October 2015: Current Opinion in Cell Biology
L Jordaens, M Arias-Alvarez, I Pintelon, S Thys, S Valckx, Y Dezhkam, P E J Bols, J L M R Leroy
Elevated non-esterified fatty acids (NEFAs) have been recognized as an important link between lipolytic metabolic conditions and impaired fertility in high-yielding dairy cows. However, NEFA effects on the oviductal micro-environment currently remain unknown. We hypothesize that elevated NEFAs may contribute to the complex pathology of subfertility by exerting a negative effect on bovine oviductal epithelial cell (BOEC) physiology.

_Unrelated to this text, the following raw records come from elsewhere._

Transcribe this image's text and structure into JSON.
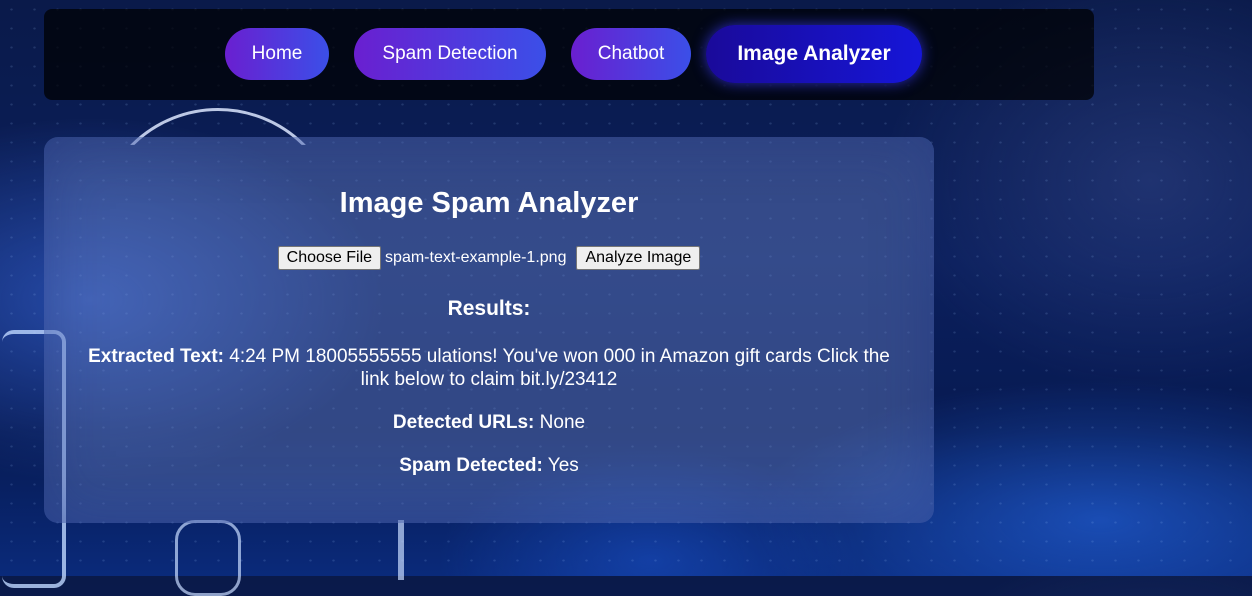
{
  "nav": {
    "items": [
      {
        "label": "Home"
      },
      {
        "label": "Spam Detection"
      },
      {
        "label": "Chatbot"
      },
      {
        "label": "Image Analyzer",
        "active": true
      }
    ]
  },
  "analyzer": {
    "title": "Image Spam Analyzer",
    "choose_file_label": "Choose File",
    "file_name": "spam-text-example-1.png",
    "analyze_button_label": "Analyze Image",
    "results_heading": "Results:",
    "extracted_text_label": "Extracted Text:",
    "extracted_text_value": "4:24 PM 18005555555 ulations! You've won 000 in Amazon gift cards Click the link below to claim bit.ly/23412",
    "detected_urls_label": "Detected URLs:",
    "detected_urls_value": "None",
    "spam_detected_label": "Spam Detected:",
    "spam_detected_value": "Yes"
  },
  "colors": {
    "nav_gradient_start": "#6a1fd0",
    "nav_gradient_end": "#3b4fe8",
    "active_nav": "#1616d8",
    "navbar_bg": "#000000"
  }
}
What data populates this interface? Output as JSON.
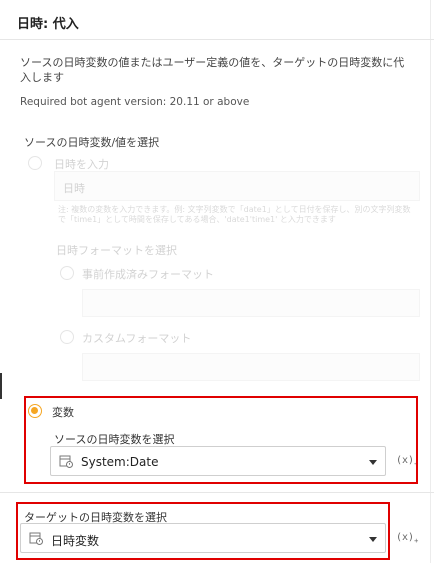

Therefore, the objectives of this study were to elucidate direct NEFA effects on BOEC physiology in three different in vitro cell culture systems...
October 1, 2015: Theriogenology
Fetch more papers »
Fetching more papers... Fetching...
Read by QxMD. Sign in or create an account to discover new knowledge that matter to you.
Remove bar
Read by QxMD icon Read

Search Tips

Use Boolean operators: AND/OR

diabetic AND foot
diabetes OR diabetic

Exclude a word using the 'minus' sign

Virchow -triad

Use Parentheses

water AND (cup OR glass)

Add an asterisk (*) at end of a word to include word stems

Neuro* will search for Neurology, Neuroscientist, Neurological, and so on

Use quotes to search for an exact phrase

"primary prevention of cancer"
(heart or cardiac or cardio*) AND arrest -"American Heart Association"